# [ASSIGNED TASK]
Show every line of the data that includes the word "player".

# [Dataset rows describing interfaces]
----
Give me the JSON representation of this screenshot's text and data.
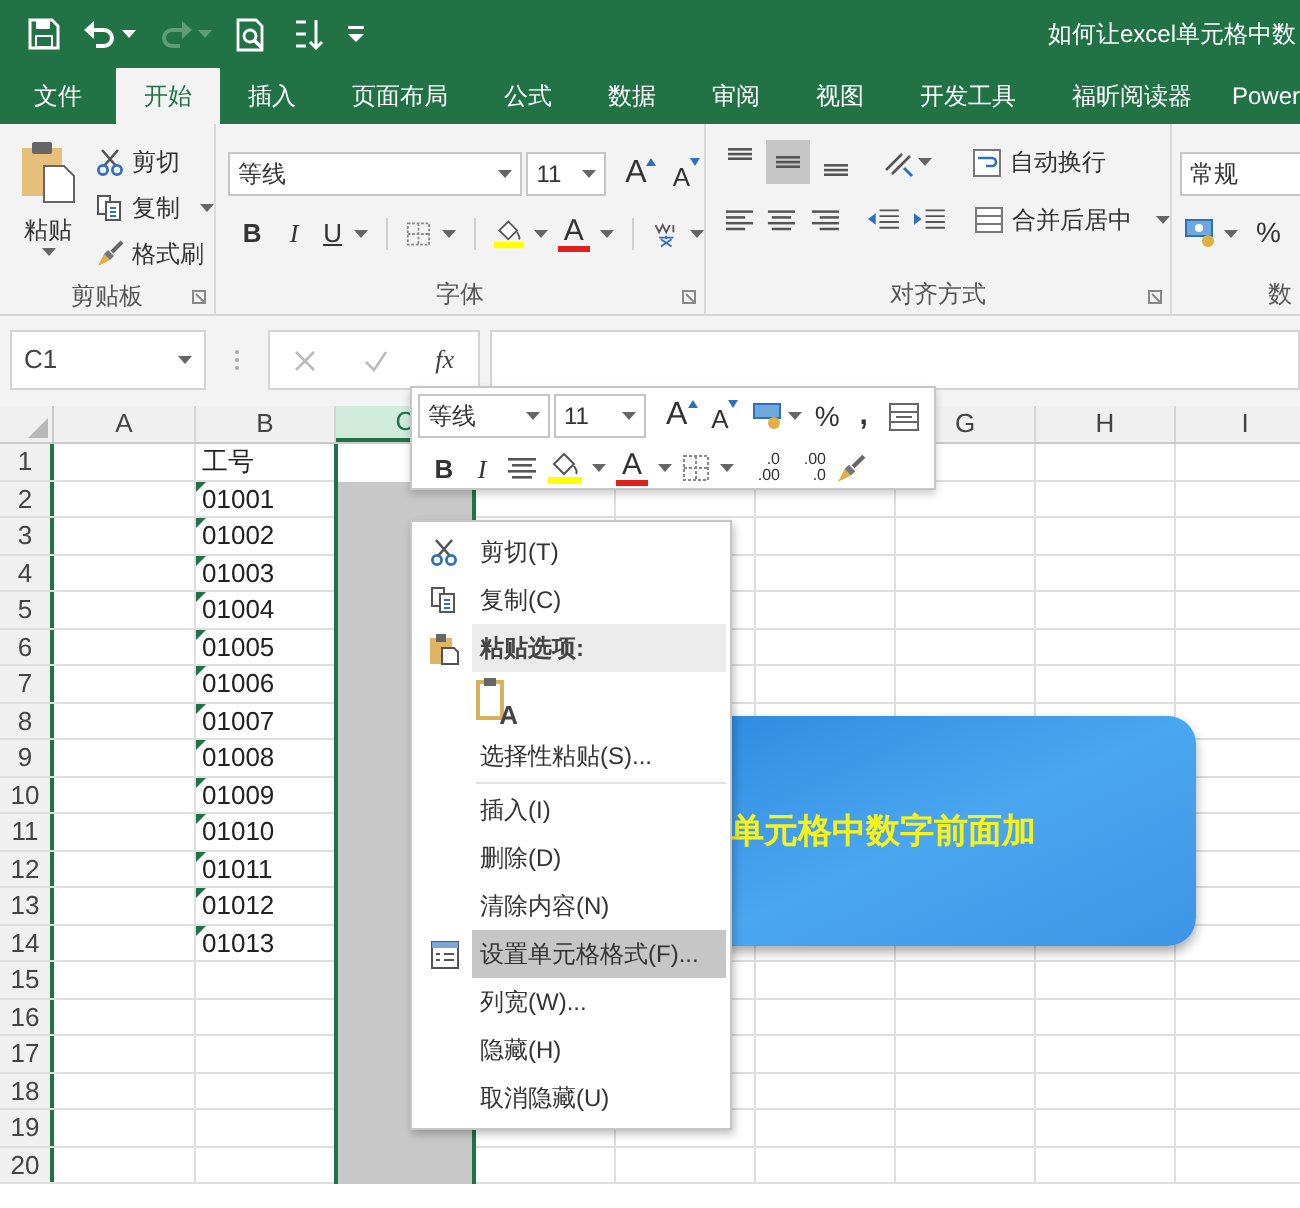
{
  "title_bar": {
    "title": "如何让excel单元格中数"
  },
  "tabs": [
    {
      "label": "文件",
      "selected": false
    },
    {
      "label": "开始",
      "selected": true
    },
    {
      "label": "插入",
      "selected": false
    },
    {
      "label": "页面布局",
      "selected": false
    },
    {
      "label": "公式",
      "selected": false
    },
    {
      "label": "数据",
      "selected": false
    },
    {
      "label": "审阅",
      "selected": false
    },
    {
      "label": "视图",
      "selected": false
    },
    {
      "label": "开发工具",
      "selected": false
    },
    {
      "label": "福昕阅读器",
      "selected": false
    },
    {
      "label": "Power",
      "selected": false
    }
  ],
  "ribbon": {
    "clipboard": {
      "label": "剪贴板",
      "paste": "粘贴",
      "items": [
        {
          "label": "剪切",
          "kind": "cut"
        },
        {
          "label": "复制",
          "kind": "copy"
        },
        {
          "label": "格式刷",
          "kind": "brush"
        }
      ]
    },
    "font": {
      "label": "字体",
      "font_name": "等线",
      "font_size": "11",
      "grow": "A",
      "shrink": "A",
      "bold": "B",
      "italic": "I",
      "underline": "U",
      "font_color": "A"
    },
    "alignment": {
      "label": "对齐方式",
      "vertical_align": [
        {
          "selected": false
        },
        {
          "selected": true
        },
        {
          "selected": false
        }
      ],
      "wrap_text": "自动换行",
      "merge_center": "合并后居中"
    },
    "number": {
      "label": "数",
      "format": "常规",
      "percent": "%"
    }
  },
  "formula_bar": {
    "name_box": "C1",
    "function_label": "fx"
  },
  "sheet": {
    "columns": [
      {
        "label": "A",
        "selected": false
      },
      {
        "label": "B",
        "selected": false
      },
      {
        "label": "C",
        "selected": true
      },
      {
        "label": "G",
        "selected": false
      },
      {
        "label": "H",
        "selected": false
      },
      {
        "label": "I",
        "selected": false
      }
    ],
    "rows": [
      {
        "header": "1",
        "b": {
          "text": "工号",
          "flag": false
        }
      },
      {
        "header": "2",
        "b": {
          "text": "01001",
          "flag": true
        }
      },
      {
        "header": "3",
        "b": {
          "text": "01002",
          "flag": true
        }
      },
      {
        "header": "4",
        "b": {
          "text": "01003",
          "flag": true
        }
      },
      {
        "header": "5",
        "b": {
          "text": "01004",
          "flag": true
        }
      },
      {
        "header": "6",
        "b": {
          "text": "01005",
          "flag": true
        }
      },
      {
        "header": "7",
        "b": {
          "text": "01006",
          "flag": true
        }
      },
      {
        "header": "8",
        "b": {
          "text": "01007",
          "flag": true
        }
      },
      {
        "header": "9",
        "b": {
          "text": "01008",
          "flag": true
        }
      },
      {
        "header": "10",
        "b": {
          "text": "01009",
          "flag": true
        }
      },
      {
        "header": "11",
        "b": {
          "text": "01010",
          "flag": true
        }
      },
      {
        "header": "12",
        "b": {
          "text": "01011",
          "flag": true
        }
      },
      {
        "header": "13",
        "b": {
          "text": "01012",
          "flag": true
        }
      },
      {
        "header": "14",
        "b": {
          "text": "01013",
          "flag": true
        }
      },
      {
        "header": "15"
      },
      {
        "header": "16"
      },
      {
        "header": "17"
      },
      {
        "header": "18"
      },
      {
        "header": "19"
      },
      {
        "header": "20"
      }
    ]
  },
  "mini_toolbar": {
    "font_name": "等线",
    "font_size": "11",
    "grow": "A",
    "shrink": "A",
    "percent": "%",
    "comma": ",",
    "bold": "B",
    "italic": "I",
    "font_color": "A",
    "increase_decimal": {
      "top": ".0",
      "bottom": ".00"
    },
    "decrease_decimal": {
      "top": ".00",
      "bottom": ".0"
    }
  },
  "context_menu": {
    "items": [
      {
        "kind": "cut",
        "label": "剪切(T)",
        "selected": false
      },
      {
        "kind": "copy",
        "label": "复制(C)",
        "selected": false
      },
      {
        "kind": "header",
        "label": "粘贴选项:",
        "selected": false
      },
      {
        "kind": "paste_option",
        "glyph": "A",
        "selected": false
      },
      {
        "kind": "item",
        "label": "选择性粘贴(S)...",
        "selected": false
      },
      {
        "kind": "separator"
      },
      {
        "kind": "item",
        "label": "插入(I)",
        "selected": false
      },
      {
        "kind": "item",
        "label": "删除(D)",
        "selected": false
      },
      {
        "kind": "item",
        "label": "清除内容(N)",
        "selected": false
      },
      {
        "kind": "format",
        "label": "设置单元格格式(F)...",
        "selected": true
      },
      {
        "kind": "item",
        "label": "列宽(W)...",
        "selected": false
      },
      {
        "kind": "item",
        "label": "隐藏(H)",
        "selected": false
      },
      {
        "kind": "item",
        "label": "取消隐藏(U)",
        "selected": false
      }
    ]
  },
  "banner": {
    "text": "单元格中数字前面加"
  }
}
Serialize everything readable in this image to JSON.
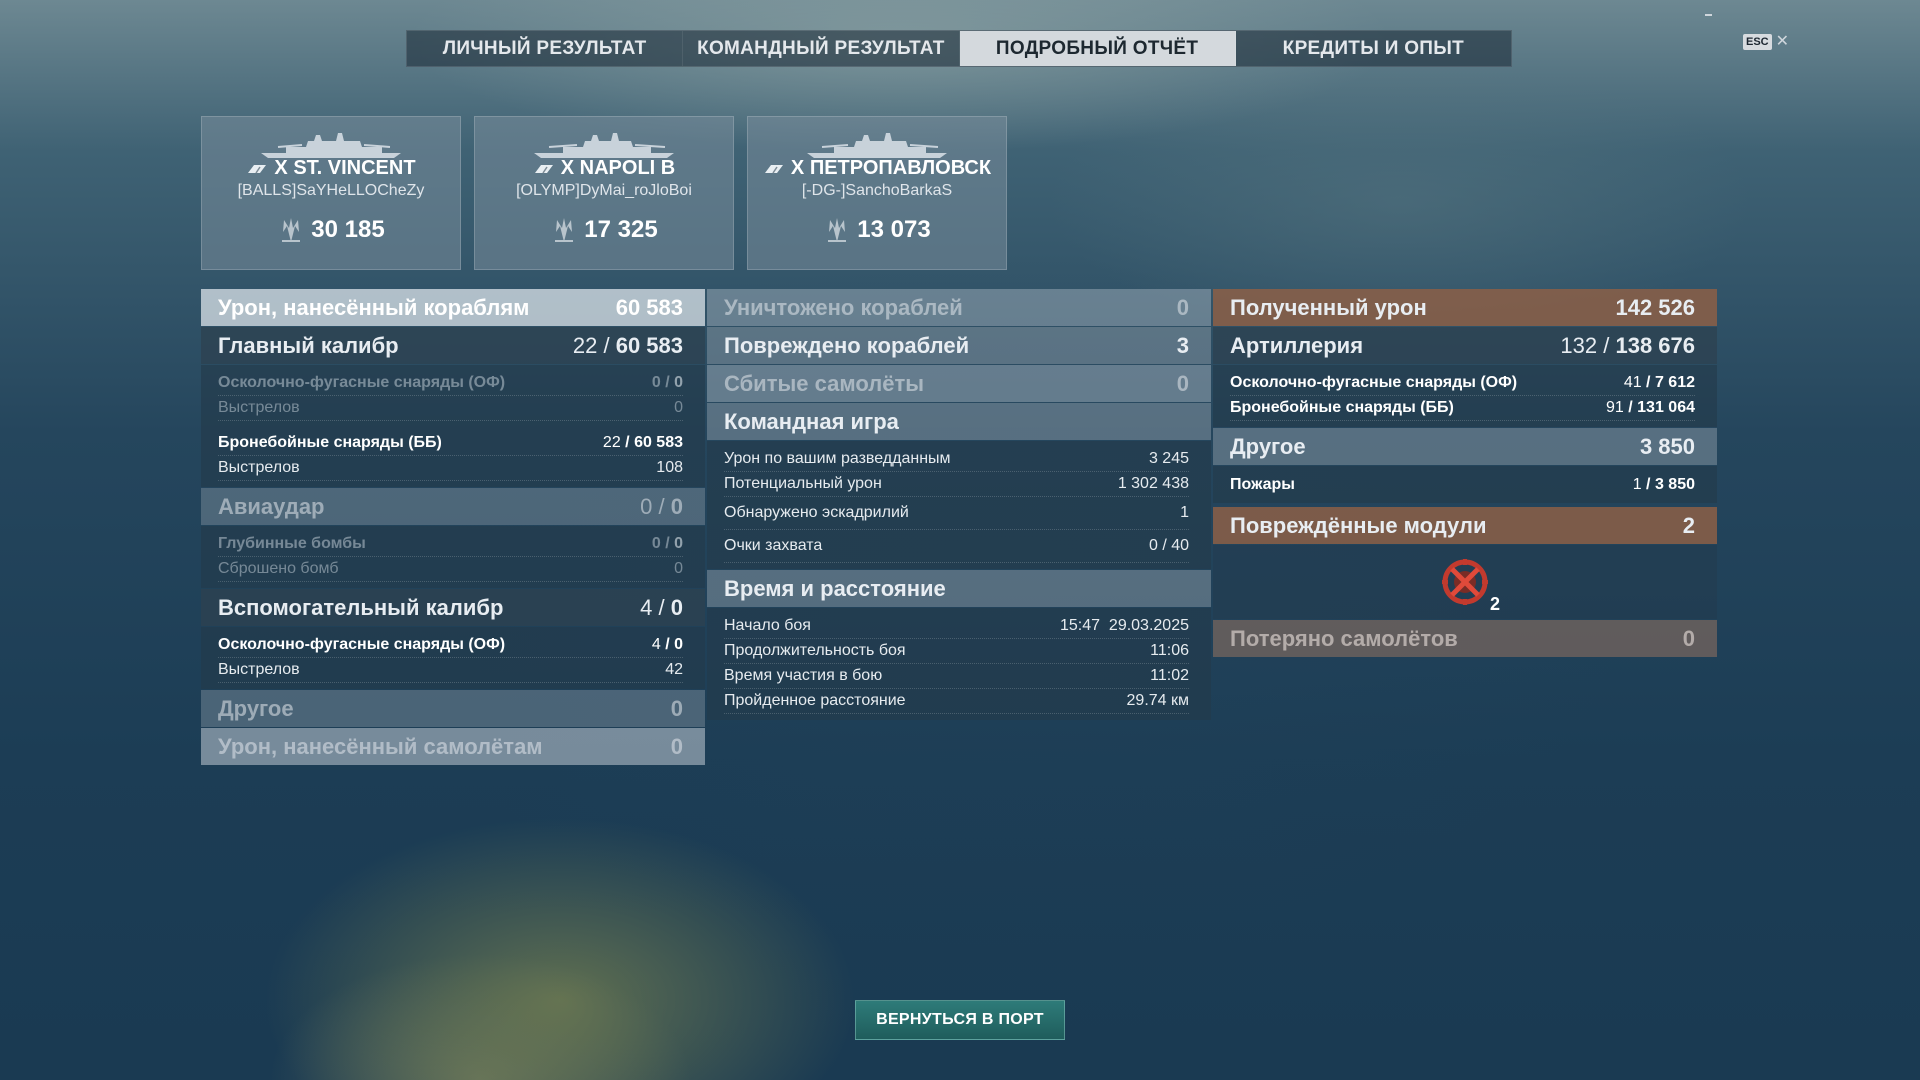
{
  "tabs": [
    {
      "label": "ЛИЧНЫЙ РЕЗУЛЬТАТ"
    },
    {
      "label": "КОМАНДНЫЙ РЕЗУЛЬТАТ"
    },
    {
      "label": "ПОДРОБНЫЙ ОТЧЁТ",
      "active": true
    },
    {
      "label": "КРЕДИТЫ И ОПЫТ"
    }
  ],
  "esc": {
    "key": "ESC",
    "close": "✕"
  },
  "ships": [
    {
      "name": "X ST. VINCENT",
      "player": "[BALLS]SaYHeLLOCheZy",
      "damage": "30 185"
    },
    {
      "name": "X NAPOLI B",
      "player": "[OLYMP]DyMai_roJloBoi",
      "damage": "17 325"
    },
    {
      "name": "X ПЕТРОПАВЛОВСК",
      "player": "[-DG-]SanchoBarkaS",
      "damage": "13 073"
    }
  ],
  "left": {
    "dmg_ships": {
      "label": "Урон, нанесённый кораблям",
      "value": "60 583"
    },
    "main_caliber": {
      "label": "Главный калибр",
      "a": "22",
      "b": "60 583"
    },
    "he": {
      "label": "Осколочно-фугасные снаряды (ОФ)",
      "a": "0",
      "b": "0"
    },
    "he_shots": {
      "label": "Выстрелов",
      "value": "0"
    },
    "ap": {
      "label": "Бронебойные снаряды (ББ)",
      "a": "22",
      "b": "60 583"
    },
    "ap_shots": {
      "label": "Выстрелов",
      "value": "108"
    },
    "airstrike": {
      "label": "Авиаудар",
      "a": "0",
      "b": "0"
    },
    "depth": {
      "label": "Глубинные бомбы",
      "a": "0",
      "b": "0"
    },
    "bombs": {
      "label": "Сброшено бомб",
      "value": "0"
    },
    "secondary": {
      "label": "Вспомогательный калибр",
      "a": "4",
      "b": "0"
    },
    "sec_he": {
      "label": "Осколочно-фугасные снаряды (ОФ)",
      "a": "4",
      "b": "0"
    },
    "sec_shots": {
      "label": "Выстрелов",
      "value": "42"
    },
    "other": {
      "label": "Другое",
      "value": "0"
    },
    "dmg_planes": {
      "label": "Урон, нанесённый самолётам",
      "value": "0"
    }
  },
  "middle": {
    "destroyed": {
      "label": "Уничтожено кораблей",
      "value": "0"
    },
    "damaged": {
      "label": "Повреждено кораблей",
      "value": "3"
    },
    "planes": {
      "label": "Сбитые самолёты",
      "value": "0"
    },
    "team": {
      "label": "Командная игра"
    },
    "spotting": {
      "label": "Урон по вашим разведданным",
      "value": "3 245"
    },
    "potential": {
      "label": "Потенциальный урон",
      "value": "1 302 438"
    },
    "squadrons": {
      "label": "Обнаружено эскадрилий",
      "value": "1"
    },
    "capture": {
      "label": "Очки захвата",
      "value": "0 / 40"
    },
    "time": {
      "label": "Время и расстояние"
    },
    "start": {
      "label": "Начало боя",
      "value": "15:47  29.03.2025"
    },
    "duration": {
      "label": "Продолжительность боя",
      "value": "11:06"
    },
    "participation": {
      "label": "Время участия в бою",
      "value": "11:02"
    },
    "distance": {
      "label": "Пройденное расстояние",
      "value": "29.74 км"
    }
  },
  "right": {
    "received": {
      "label": "Полученный урон",
      "value": "142 526"
    },
    "artillery": {
      "label": "Артиллерия",
      "a": "132",
      "b": "138 676"
    },
    "he": {
      "label": "Осколочно-фугасные снаряды (ОФ)",
      "a": "41",
      "b": "7 612"
    },
    "ap": {
      "label": "Бронебойные снаряды (ББ)",
      "a": "91",
      "b": "131 064"
    },
    "other": {
      "label": "Другое",
      "value": "3 850"
    },
    "fires": {
      "label": "Пожары",
      "a": "1",
      "b": "3 850"
    },
    "modules": {
      "label": "Повреждённые модули",
      "value": "2"
    },
    "module_icon_count": "2",
    "lost_planes": {
      "label": "Потеряно самолётов",
      "value": "0"
    }
  },
  "back_button": "ВЕРНУТЬСЯ В ПОРТ",
  "colors": {
    "active_tab": "#d4d9dd",
    "brown_header": "#8c5f46",
    "button": "#2e7b79"
  }
}
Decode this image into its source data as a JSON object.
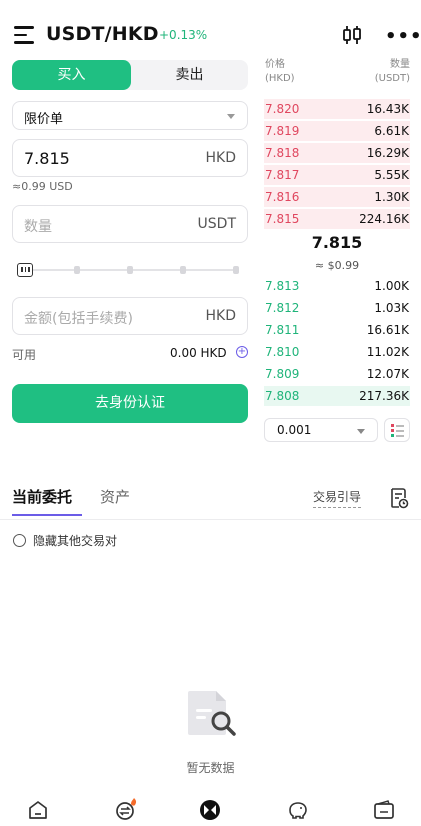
{
  "header": {
    "pair": "USDT/HKD",
    "change": "+0.13%",
    "menu_icon": "menu-icon",
    "chart_icon": "candlestick-icon",
    "more_icon": "more-dots-icon"
  },
  "form": {
    "buy_tab": "买入",
    "sell_tab": "卖出",
    "order_type": "限价单",
    "price_value": "7.815",
    "price_unit": "HKD",
    "price_approx": "≈0.99 USD",
    "quantity_placeholder": "数量",
    "quantity_unit": "USDT",
    "slider_percent": 0,
    "amount_placeholder": "金额(包括手续费)",
    "amount_unit": "HKD",
    "available_label": "可用",
    "available_value": "0.00 HKD",
    "verify_button": "去身份认证"
  },
  "orderbook": {
    "price_header": "价格",
    "price_unit": "(HKD)",
    "qty_header": "数量",
    "qty_unit": "(USDT)",
    "asks": [
      {
        "price": "7.820",
        "qty": "16.43K"
      },
      {
        "price": "7.819",
        "qty": "6.61K"
      },
      {
        "price": "7.818",
        "qty": "16.29K"
      },
      {
        "price": "7.817",
        "qty": "5.55K"
      },
      {
        "price": "7.816",
        "qty": "1.30K"
      },
      {
        "price": "7.815",
        "qty": "224.16K"
      }
    ],
    "mid_price": "7.815",
    "mid_usd": "≈ $0.99",
    "bids": [
      {
        "price": "7.813",
        "qty": "1.00K"
      },
      {
        "price": "7.812",
        "qty": "1.03K"
      },
      {
        "price": "7.811",
        "qty": "16.61K"
      },
      {
        "price": "7.810",
        "qty": "11.02K"
      },
      {
        "price": "7.809",
        "qty": "12.07K"
      },
      {
        "price": "7.808",
        "qty": "217.36K"
      }
    ],
    "precision": "0.001"
  },
  "orders": {
    "tab_current": "当前委托",
    "tab_assets": "资产",
    "guide_link": "交易引导",
    "hide_others": "隐藏其他交易对",
    "empty_text": "暂无数据"
  },
  "colors": {
    "accent_green": "#1fbf82",
    "ask_red": "#e0475f",
    "accent_purple": "#6b5ce7"
  },
  "bottom_nav": [
    "home-icon",
    "exchange-icon",
    "trade-icon",
    "savings-icon",
    "wallet-icon"
  ]
}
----
# [ANSWER BELOW]
      "player": "[BALLS]SaYHeLLOCheZy",
      "player": "[OLYMP]DyMai_roJloBoi",
      "player": "[-DG-]SanchoBarkaS",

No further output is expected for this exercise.